Tradition at First Baptist Church in Williamsburg, Virginia, maintains that during at least part of the formative period (1776?-1792) for the historic congregation, African Virginians (slaves and a few free blacks) gathered in secrecy for religious meetings in the thickets and woods on the plantation of Green Spring in James City County. The clandestine nature of these early gatherings has hampered efforts to develop a clear timeline of the events set in motion by Moses and continued by Gowan, later known as Gowan Pamphlet.
The story begins with an illusive figure known only as Moses who preached among "the people of color" in the Williamsburg area.

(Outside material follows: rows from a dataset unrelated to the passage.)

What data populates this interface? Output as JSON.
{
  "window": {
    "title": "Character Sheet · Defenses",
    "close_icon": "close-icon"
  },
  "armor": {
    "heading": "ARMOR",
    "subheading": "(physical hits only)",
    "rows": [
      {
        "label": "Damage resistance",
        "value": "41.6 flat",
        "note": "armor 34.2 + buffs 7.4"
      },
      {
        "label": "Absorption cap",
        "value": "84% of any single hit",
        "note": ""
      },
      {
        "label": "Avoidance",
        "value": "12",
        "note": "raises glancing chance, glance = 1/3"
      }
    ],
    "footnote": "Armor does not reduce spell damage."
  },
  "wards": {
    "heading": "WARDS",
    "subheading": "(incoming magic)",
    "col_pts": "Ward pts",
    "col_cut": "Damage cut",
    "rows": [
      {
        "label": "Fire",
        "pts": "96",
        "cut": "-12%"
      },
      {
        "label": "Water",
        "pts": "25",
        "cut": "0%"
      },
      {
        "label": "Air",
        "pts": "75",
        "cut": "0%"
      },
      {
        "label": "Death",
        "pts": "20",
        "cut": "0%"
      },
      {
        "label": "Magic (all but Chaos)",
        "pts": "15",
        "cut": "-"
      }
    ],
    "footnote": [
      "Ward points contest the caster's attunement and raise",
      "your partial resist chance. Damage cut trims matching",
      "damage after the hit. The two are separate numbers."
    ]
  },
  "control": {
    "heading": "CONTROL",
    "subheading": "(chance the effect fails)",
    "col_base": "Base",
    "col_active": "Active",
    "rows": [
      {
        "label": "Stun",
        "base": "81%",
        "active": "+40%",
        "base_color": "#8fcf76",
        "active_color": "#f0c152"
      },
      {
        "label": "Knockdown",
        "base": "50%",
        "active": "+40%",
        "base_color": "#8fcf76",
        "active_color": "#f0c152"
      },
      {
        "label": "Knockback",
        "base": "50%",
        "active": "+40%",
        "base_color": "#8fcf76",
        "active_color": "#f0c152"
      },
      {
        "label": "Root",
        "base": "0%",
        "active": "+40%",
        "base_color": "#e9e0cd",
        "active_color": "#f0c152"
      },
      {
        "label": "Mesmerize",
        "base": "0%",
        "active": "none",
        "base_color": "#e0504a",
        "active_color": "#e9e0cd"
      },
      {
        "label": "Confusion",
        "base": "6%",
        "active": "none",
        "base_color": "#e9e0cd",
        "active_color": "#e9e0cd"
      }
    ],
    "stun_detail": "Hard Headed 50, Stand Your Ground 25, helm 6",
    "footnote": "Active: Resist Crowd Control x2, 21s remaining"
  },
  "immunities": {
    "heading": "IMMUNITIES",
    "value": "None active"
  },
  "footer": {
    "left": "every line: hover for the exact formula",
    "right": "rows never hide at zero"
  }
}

Moses is known through the work of nineteenth-century Baptist historian Robert Semple who reported that, "Moses, a black man, first preached among them, and was often taken up and whipped for holding meetings." Historian Semple said nothing more about Moses, only that Gowan then "became popular among the blacks, and began to baptize as well as to preach." Unfortunately, historian Semple did not provide exact or even approximate dates for the early activities of Moses and Gowen.
An item in a 1779 Virginia Gazette identified Gowan as the slave of "Mrs. Vobe of Williamsburg" but made no reference to his religious life. Widow Jane Vobe had kept tavern in Williamsburg since about 1752, and her slave Gowan lived and worked at her establishment. Given the beatings Moses received, it is likely that he was also a slave, belonging to whom we do not know.
On their own time, slaves and other area blacks began to swell the ranks of prayer meetings led by Moses and then Gowan. Moses could have held clandestine prayer meetings with slaves as early as the mid-1770s, since Semple's account has Moses preaching in the Williamsburg area before Gowan. Baptist sources tell us that Gowan had commenced his own religious work by 1781. (Tentative though it is, this timeline moves Moses back into the 1770s which squares more or less with the undocumented tradition at First Baptist Church that puts the founding of the church in 1776.)
Though the written record does not document outright the tradition that initially the gatherings took place at Green Spring, that plantation is a plausible location for slaves to have assembled secretly. Circumstantial evidence supports the idea. Green Spring, five or six miles southwest of Williamsburg and north of Jamestown Island came into the possession of William Lee, a Virginian living in London, when his wife inherited the place about 1770. Over 4000 acres of fields and woodland fanned out from a mansion house providing ample cover for Lee's own slaves, other slaves and free blacks from the surrounding area to meet in relative safety. Criss-crossed by three roads that led to Jamestown and different parts of James City County, and connected to roads to York County, Yorktown, and Williamsburg, the Green Spring tract was accessible to slaves from perhaps ten or fifteen miles around.
Within a few years, the meetings moved closer to Williamsburg. Raccoon Chase, as it was known, was across Jamestown Road from Matoaka Lake (then Jones Mill Pond) in wooded low ground below a spillway. By 1793, Gowan was a freedman and had gained membership for his 200-member congregation in the regional, white-run Dover Baptist Association. Presumably less secretive by that time, the congregation remains shrouded in mystery until 1808 when tax records place it on Nassau Street in Williamsburg. By that time Green Spring was a fairly distant memory, but clearly, a hallowed one for the remarkable church.
Linda Rowe (M.A., American Studies, The College of William and Mary) is an historian with The Colonial Williamsburg Foundation.